[Collection entries]

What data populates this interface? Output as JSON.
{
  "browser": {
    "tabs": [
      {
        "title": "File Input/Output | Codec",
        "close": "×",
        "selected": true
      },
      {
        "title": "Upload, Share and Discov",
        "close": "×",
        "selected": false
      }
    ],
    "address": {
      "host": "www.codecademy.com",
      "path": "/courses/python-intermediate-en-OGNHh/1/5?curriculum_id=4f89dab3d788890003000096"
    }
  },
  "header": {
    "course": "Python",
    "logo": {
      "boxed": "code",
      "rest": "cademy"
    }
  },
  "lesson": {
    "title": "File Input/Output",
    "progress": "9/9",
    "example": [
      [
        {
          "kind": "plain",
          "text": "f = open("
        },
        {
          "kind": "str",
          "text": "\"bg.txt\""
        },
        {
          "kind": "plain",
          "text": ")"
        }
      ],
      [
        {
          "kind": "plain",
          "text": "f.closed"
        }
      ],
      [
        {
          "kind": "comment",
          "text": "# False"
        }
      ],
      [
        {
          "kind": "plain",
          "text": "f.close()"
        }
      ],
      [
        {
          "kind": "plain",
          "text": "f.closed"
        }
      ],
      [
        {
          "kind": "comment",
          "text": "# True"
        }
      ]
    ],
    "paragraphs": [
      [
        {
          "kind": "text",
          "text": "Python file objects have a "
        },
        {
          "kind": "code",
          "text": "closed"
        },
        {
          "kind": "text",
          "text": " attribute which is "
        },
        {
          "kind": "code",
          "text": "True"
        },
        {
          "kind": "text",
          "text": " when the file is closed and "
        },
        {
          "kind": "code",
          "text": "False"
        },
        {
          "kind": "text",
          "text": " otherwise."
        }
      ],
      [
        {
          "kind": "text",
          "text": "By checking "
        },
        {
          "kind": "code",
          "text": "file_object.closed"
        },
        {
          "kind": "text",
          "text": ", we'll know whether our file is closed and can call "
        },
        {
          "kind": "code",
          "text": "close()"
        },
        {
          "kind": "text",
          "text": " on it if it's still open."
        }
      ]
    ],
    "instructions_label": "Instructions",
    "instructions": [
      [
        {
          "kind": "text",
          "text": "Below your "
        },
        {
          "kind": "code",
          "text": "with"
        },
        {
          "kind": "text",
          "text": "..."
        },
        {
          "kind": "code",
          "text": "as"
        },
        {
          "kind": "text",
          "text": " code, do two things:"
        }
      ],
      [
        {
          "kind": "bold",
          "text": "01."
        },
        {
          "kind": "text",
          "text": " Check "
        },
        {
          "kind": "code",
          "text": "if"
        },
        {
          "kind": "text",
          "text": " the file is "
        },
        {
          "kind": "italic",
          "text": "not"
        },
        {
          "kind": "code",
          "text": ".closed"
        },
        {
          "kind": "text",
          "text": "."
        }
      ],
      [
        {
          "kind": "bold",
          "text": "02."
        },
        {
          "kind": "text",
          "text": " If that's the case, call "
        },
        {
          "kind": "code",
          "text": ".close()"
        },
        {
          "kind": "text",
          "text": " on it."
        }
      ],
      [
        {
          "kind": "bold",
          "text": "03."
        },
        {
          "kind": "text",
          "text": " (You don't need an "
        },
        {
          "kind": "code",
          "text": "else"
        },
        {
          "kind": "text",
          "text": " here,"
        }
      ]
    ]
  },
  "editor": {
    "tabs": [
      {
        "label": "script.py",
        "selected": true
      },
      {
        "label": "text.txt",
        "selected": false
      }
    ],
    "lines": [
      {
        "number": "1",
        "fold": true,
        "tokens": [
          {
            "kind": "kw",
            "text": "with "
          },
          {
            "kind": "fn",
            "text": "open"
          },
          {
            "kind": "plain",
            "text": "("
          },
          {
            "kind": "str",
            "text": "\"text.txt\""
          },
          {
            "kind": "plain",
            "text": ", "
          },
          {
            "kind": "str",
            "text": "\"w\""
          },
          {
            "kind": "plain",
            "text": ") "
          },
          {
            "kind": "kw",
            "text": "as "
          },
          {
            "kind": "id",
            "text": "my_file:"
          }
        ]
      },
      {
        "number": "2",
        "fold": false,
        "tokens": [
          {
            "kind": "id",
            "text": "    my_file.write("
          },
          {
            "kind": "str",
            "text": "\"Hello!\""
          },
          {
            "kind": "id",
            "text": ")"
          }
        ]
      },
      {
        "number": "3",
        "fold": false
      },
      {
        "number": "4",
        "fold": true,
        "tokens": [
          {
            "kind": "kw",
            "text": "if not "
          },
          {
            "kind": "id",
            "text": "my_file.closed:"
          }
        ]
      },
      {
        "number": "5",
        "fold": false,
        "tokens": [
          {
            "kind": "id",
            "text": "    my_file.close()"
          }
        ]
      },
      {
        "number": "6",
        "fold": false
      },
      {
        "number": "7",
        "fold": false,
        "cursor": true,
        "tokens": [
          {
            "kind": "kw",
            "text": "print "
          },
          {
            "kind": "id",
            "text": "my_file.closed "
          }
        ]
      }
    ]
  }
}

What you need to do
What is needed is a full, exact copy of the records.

Reply to the exercise
What data populates this interface? Output as JSON.
{
  "browser": {
    "tabs": [
      {
        "title": "File Input/Output | Codec",
        "close": "×",
        "selected": true
      },
      {
        "title": "Upload, Share and Discov",
        "close": "×",
        "selected": false
      }
    ],
    "address": {
      "host": "www.codecademy.com",
      "path": "/courses/python-intermediate-en-OGNHh/1/5?curriculum_id=4f89dab3d788890003000096"
    }
  },
  "header": {
    "course": "Python",
    "logo": {
      "boxed": "code",
      "rest": "cademy"
    }
  },
  "lesson": {
    "title": "File Input/Output",
    "progress": "9/9",
    "example": [
      [
        {
          "kind": "plain",
          "text": "f = open("
        },
        {
          "kind": "str",
          "text": "\"bg.txt\""
        },
        {
          "kind": "plain",
          "text": ")"
        }
      ],
      [
        {
          "kind": "plain",
          "text": "f.closed"
        }
      ],
      [
        {
          "kind": "comment",
          "text": "# False"
        }
      ],
      [
        {
          "kind": "plain",
          "text": "f.close()"
        }
      ],
      [
        {
          "kind": "plain",
          "text": "f.closed"
        }
      ],
      [
        {
          "kind": "comment",
          "text": "# True"
        }
      ]
    ],
    "paragraphs": [
      [
        {
          "kind": "text",
          "text": "Python file objects have a "
        },
        {
          "kind": "code",
          "text": "closed"
        },
        {
          "kind": "text",
          "text": " attribute which is "
        },
        {
          "kind": "code",
          "text": "True"
        },
        {
          "kind": "text",
          "text": " when the file is closed and "
        },
        {
          "kind": "code",
          "text": "False"
        },
        {
          "kind": "text",
          "text": " otherwise."
        }
      ],
      [
        {
          "kind": "text",
          "text": "By checking "
        },
        {
          "kind": "code",
          "text": "file_object.closed"
        },
        {
          "kind": "text",
          "text": ", we'll know whether our file is closed and can call "
        },
        {
          "kind": "code",
          "text": "close()"
        },
        {
          "kind": "text",
          "text": " on it if it's still open."
        }
      ]
    ],
    "instructions_label": "Instructions",
    "instructions": [
      [
        {
          "kind": "text",
          "text": "Below your "
        },
        {
          "kind": "code",
          "text": "with"
        },
        {
          "kind": "text",
          "text": "..."
        },
        {
          "kind": "code",
          "text": "as"
        },
        {
          "kind": "text",
          "text": " code, do two things:"
        }
      ],
      [
        {
          "kind": "bold",
          "text": "01."
        },
        {
          "kind": "text",
          "text": " Check "
        },
        {
          "kind": "code",
          "text": "if"
        },
        {
          "kind": "text",
          "text": " the file is "
        },
        {
          "kind": "italic",
          "text": "not"
        },
        {
          "kind": "code",
          "text": ".closed"
        },
        {
          "kind": "text",
          "text": "."
        }
      ],
      [
        {
          "kind": "bold",
          "text": "02."
        },
        {
          "kind": "text",
          "text": " If that's the case, call "
        },
        {
          "kind": "code",
          "text": ".close()"
        },
        {
          "kind": "text",
          "text": " on it."
        }
      ],
      [
        {
          "kind": "bold",
          "text": "03."
        },
        {
          "kind": "text",
          "text": " (You don't need an "
        },
        {
          "kind": "code",
          "text": "else"
        },
        {
          "kind": "text",
          "text": " here,"
        }
      ]
    ]
  },
  "editor": {
    "tabs": [
      {
        "label": "script.py",
        "selected": true
      },
      {
        "label": "text.txt",
        "selected": false
      }
    ],
    "lines": [
      {
        "number": "1",
        "fold": true,
        "tokens": [
          {
            "kind": "kw",
            "text": "with "
          },
          {
            "kind": "fn",
            "text": "open"
          },
          {
            "kind": "plain",
            "text": "("
          },
          {
            "kind": "str",
            "text": "\"text.txt\""
          },
          {
            "kind": "plain",
            "text": ", "
          },
          {
            "kind": "str",
            "text": "\"w\""
          },
          {
            "kind": "plain",
            "text": ") "
          },
          {
            "kind": "kw",
            "text": "as "
          },
          {
            "kind": "id",
            "text": "my_file:"
          }
        ]
      },
      {
        "number": "2",
        "fold": false,
        "tokens": [
          {
            "kind": "id",
            "text": "    my_file.write("
          },
          {
            "kind": "str",
            "text": "\"Hello!\""
          },
          {
            "kind": "id",
            "text": ")"
          }
        ]
      },
      {
        "number": "3",
        "fold": false
      },
      {
        "number": "4",
        "fold": true,
        "tokens": [
          {
            "kind": "kw",
            "text": "if not "
          },
          {
            "kind": "id",
            "text": "my_file.closed:"
          }
        ]
      },
      {
        "number": "5",
        "fold": false,
        "tokens": [
          {
            "kind": "id",
            "text": "    my_file.close()"
          }
        ]
      },
      {
        "number": "6",
        "fold": false
      },
      {
        "number": "7",
        "fold": false,
        "cursor": true,
        "tokens": [
          {
            "kind": "kw",
            "text": "print "
          },
          {
            "kind": "id",
            "text": "my_file.closed "
          }
        ]
      }
    ]
  }
}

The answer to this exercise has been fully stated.